What is IETD? 

Inland Empire Therapy Dogs, Inc. (IETD) is a very active locally based therapy dog group which is also a tax-exempt 501(c)(3) nonprofit organization. IETD’s national parent therapy dog organization is Pet Partners, Inc. (PP).  PP provides IETD’s guidelines, covers our teams with liability insurance during visits and provides our evaluation and certification testing process. IETD evaluators conduct certification testing under PP auspices. IETD offers our teams a large variety of visits and event opportunities at many hospitals, schools and community settings.

 What is a therapy dog?
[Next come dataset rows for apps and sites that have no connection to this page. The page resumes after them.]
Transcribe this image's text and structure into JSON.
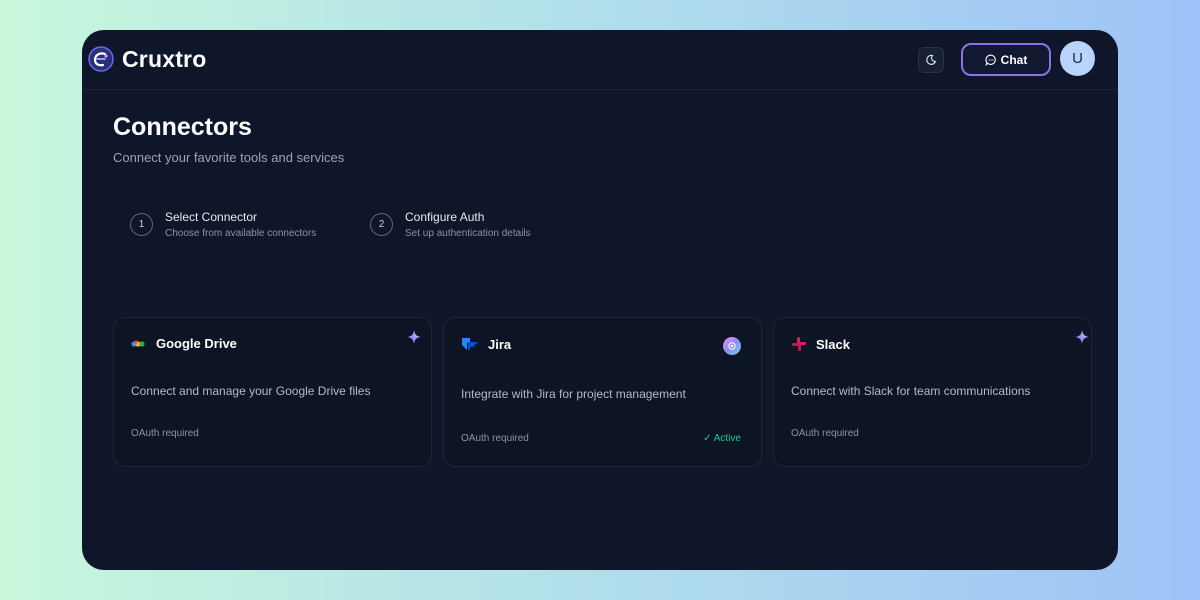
{
  "app": {
    "name": "Cruxtro",
    "chat_label": "Chat",
    "avatar_initial": "U",
    "icons": {
      "logo": "cruxtro-logo-icon",
      "theme": "moon-icon",
      "chat": "chat-bubble-icon"
    }
  },
  "page": {
    "title": "Connectors",
    "subtitle": "Connect your favorite tools and services"
  },
  "steps": [
    {
      "number": "1",
      "title": "Select Connector",
      "description": "Choose from available connectors"
    },
    {
      "number": "2",
      "title": "Configure Auth",
      "description": "Set up authentication details"
    }
  ],
  "connectors": [
    {
      "name": "Google Drive",
      "icon": "google-drive-icon",
      "description": "Connect and manage your Google Drive files",
      "requirement": "OAuth required",
      "status": "",
      "badge": "sparkle-icon"
    },
    {
      "name": "Jira",
      "icon": "jira-icon",
      "description": "Integrate with Jira for project management",
      "requirement": "OAuth required",
      "status": "✓ Active",
      "badge": "ai-assistant-icon"
    },
    {
      "name": "Slack",
      "icon": "slack-icon",
      "description": "Connect with Slack for team communications",
      "requirement": "OAuth required",
      "status": "",
      "badge": "sparkle-icon"
    }
  ],
  "colors": {
    "window_bg": "#0f1629",
    "card_bg": "#0d1424",
    "accent": "#8a72e6",
    "active_status": "#22c58b",
    "avatar_bg": "#b9d3fb"
  }
}
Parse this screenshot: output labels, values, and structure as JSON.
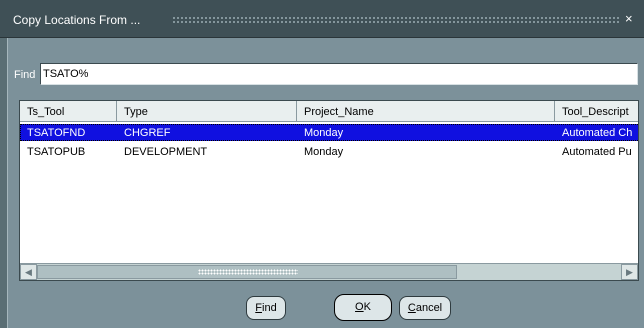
{
  "window": {
    "title": "Copy Locations From ...",
    "close_glyph": "×"
  },
  "find": {
    "label": "Find",
    "value": "TSATO%"
  },
  "grid": {
    "columns": [
      "Ts_Tool",
      "Type",
      "Project_Name",
      "Tool_Descript"
    ],
    "rows": [
      [
        "TSATOFND",
        "CHGREF",
        "Monday",
        "Automated Ch"
      ],
      [
        "TSATOPUB",
        "DEVELOPMENT",
        "Monday",
        "Automated Pu"
      ]
    ],
    "selected_row": 0
  },
  "scrollbar": {
    "left_glyph": "◀",
    "right_glyph": "▶"
  },
  "buttons": {
    "find": {
      "first": "F",
      "rest": "ind"
    },
    "ok": {
      "first": "O",
      "rest": "K"
    },
    "cancel": {
      "first": "C",
      "rest": "ancel"
    }
  },
  "colors": {
    "selection": "#1010e0",
    "titlebar": "#3f5056",
    "dialog": "#7c919a"
  }
}
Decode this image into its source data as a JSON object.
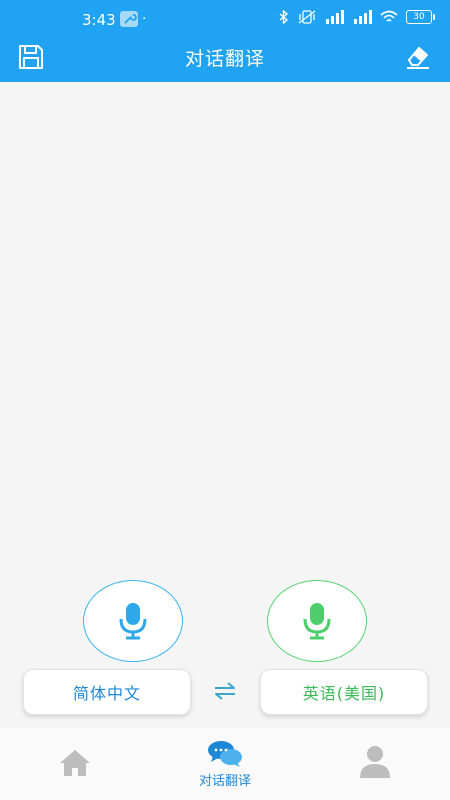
{
  "status_bar": {
    "time": "3:43",
    "dot": "·",
    "battery": "30"
  },
  "header": {
    "title": "对话翻译",
    "save_icon": "save-icon",
    "erase_icon": "eraser-icon"
  },
  "mic": {
    "left_icon": "microphone-icon",
    "right_icon": "microphone-icon",
    "left_color": "#3ab3ef",
    "right_color": "#58d474"
  },
  "languages": {
    "source": "简体中文",
    "target": "英语(美国)",
    "swap_icon": "swap-arrows-icon"
  },
  "tabbar": {
    "home_icon": "home-icon",
    "chat_label": "对话翻译",
    "chat_icon": "chat-bubbles-icon",
    "profile_icon": "user-icon"
  },
  "colors": {
    "header_bg": "#1fa3f2",
    "accent_blue": "#1e88d6",
    "accent_green": "#3cb959"
  }
}
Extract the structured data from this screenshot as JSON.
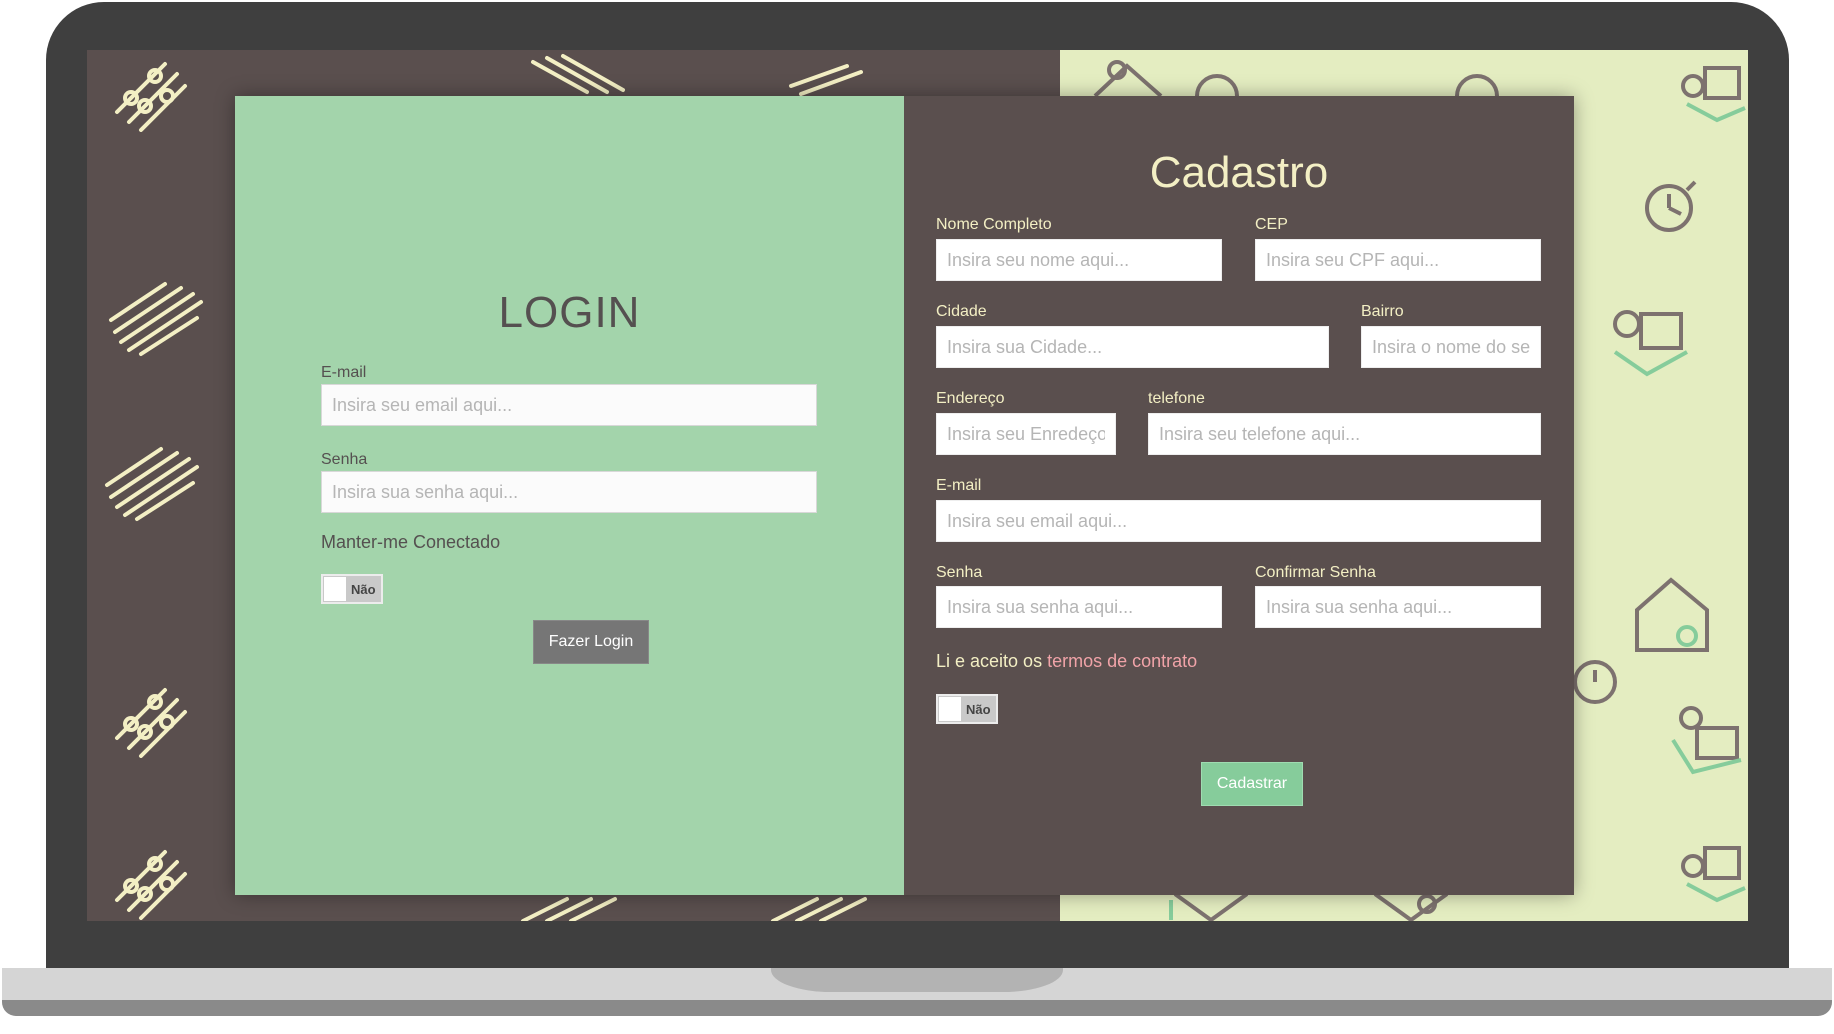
{
  "login": {
    "title": "LOGIN",
    "email_label": "E-mail",
    "email_placeholder": "Insira seu email aqui...",
    "password_label": "Senha",
    "password_placeholder": "Insira sua senha aqui...",
    "remember_label": "Manter-me Conectado",
    "remember_toggle_text": "Não",
    "submit_label": "Fazer Login"
  },
  "register": {
    "title": "Cadastro",
    "name_label": "Nome Completo",
    "name_placeholder": "Insira seu nome aqui...",
    "cep_label": "CEP",
    "cep_placeholder": "Insira seu CPF aqui...",
    "city_label": "Cidade",
    "city_placeholder": "Insira sua Cidade...",
    "district_label": "Bairro",
    "district_placeholder": "Insira o nome do seu bairro...",
    "address_label": "Endereço",
    "address_placeholder": "Insira seu Enredeço",
    "phone_label": "telefone",
    "phone_placeholder": "Insira seu telefone aqui...",
    "email_label": "E-mail",
    "email_placeholder": "Insira seu email aqui...",
    "password_label": "Senha",
    "password_placeholder": "Insira sua senha aqui...",
    "confirm_label": "Confirmar Senha",
    "confirm_placeholder": "Insira sua senha aqui...",
    "terms_prefix": "Li e aceito os ",
    "terms_link": "termos de contrato",
    "terms_toggle_text": "Não",
    "submit_label": "Cadastrar"
  },
  "colors": {
    "login_panel": "#a3d4ab",
    "register_panel": "#5a4f4e",
    "accent_cream": "#f3efc4",
    "terms_link": "#f0a3a8",
    "register_button": "#86cc9b",
    "login_button": "#767676",
    "pattern_right_bg": "#e4edc1"
  },
  "icons": {
    "left_pattern": [
      "slider-icon",
      "stripes-icon"
    ],
    "right_pattern": [
      "delivery-person-icon",
      "stopwatch-icon",
      "house-icon"
    ]
  }
}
A therapy dog is a dog trained to provide affection, comfort and support to people in a wide variety of facilities and settings including: hospitals, assisted living facilities, nursing homes, schools, libraries and at community events.

What is the difference between a therapy dog, service dog and emotional support dogs?

Some people think that a therapy dog is the same as a service or emotional support dog. It’s important for trainees to know that this is not the case.

  • Therapy dog – Therapy dogs are considered pets in the eyes of the law. Therapy dogs and their owners have no special travel, housing or public access rights. Therapy dogs are animals that volunteer with their owners to improve the lives of others.
  • Service dog – A service or assistance dog is an animal specifically trained to aid or assist an individual with a disability and are to be focused solely on that one person.
  • Emotional support dog – Emotional support animals (ESAs) refer to dogs and other pets that provide emotional support and comfort to their owners daily. ESAs legally must be prescribed by a licensed mental health professional like a therapist, psychologist, or psychiatrist.

Click Here   to see a chart that summarizes the differences.

Do you train service or emotional support dogs?

No. We do not train service animals or emotional support animals.

Do you provide trained therapy dogs for people?

No. A handler owns their dog and together they train with us to become a certified therapy dog team.

What makes a good therapy dog?

A well-mannered, friendly dog who enjoys meeting people, gets along with other dogs and going into new places is what is needed in a therapy dog. Remember though that it is not just your dog, you are an integral part of the team bringing joy to others.

Does a therapy dog need to be a certain breed? 

No. Any dog is eligible to be a Therapy Dog – mixed breeds, rescues, retired show dogs and obedience dogs have all made fine therapy dogs. We are non-breed discriminatory.

What is asked of me?

We ask handlers to come to us with a sincere and realistic goal to volunteer with their dog to bring comfort and joy to people in a variety of settings. IETD mandates a minimum of one-hour visitation per month.

What are the requirements to start training?

We highly recommend that dogs have completed their AKC Canine Good Citizen™ (CGC) training and have their title. The CGC shows that dogs have mastered the basics of good manners and obedience.

What training do you provide?

We will help you and your dog learn how to respond to unfamiliar sights and sounds such as: medical equipment (which may include wheelchairs, crutches and walkers,) loud noises and crowds. Also, the appropriate way to approach patients in hospital beds, wheelchairs, and walkers during visits. We will help with skills needed to work with and around other therapy dogs.

What costs are there?

We do not charge for training.

  • Our evaluators provide PP therapy dog certification when you and your dog are ready. IETD does not add a charge for their evaluation/certification testing services.
  • At the time of certification, we ask that you join Inland Empire Therapy Dogs. The cost to join IETD is $30 per year, pro-rated monthly starting in May.
  • The cost to start your PP membership is $80.00.

What are Pet Partners requirements?

I have a new dog that I want to be a therapy dog someday. What kind of training should I be doing right now?

Start by spending lots of time socializing your dog. Take them everywhere dogs are allowed to go. Introduce them to people of all ages-from little children to the elderly. Expose them to lots of different noises-cars, sirens, train whistles, etc. Start taking your dog to behavior training classes right away. Doing so builds a strong bond between you and your dog as you train together as a team. Plan play dates so your dog gets used to being around other dogs.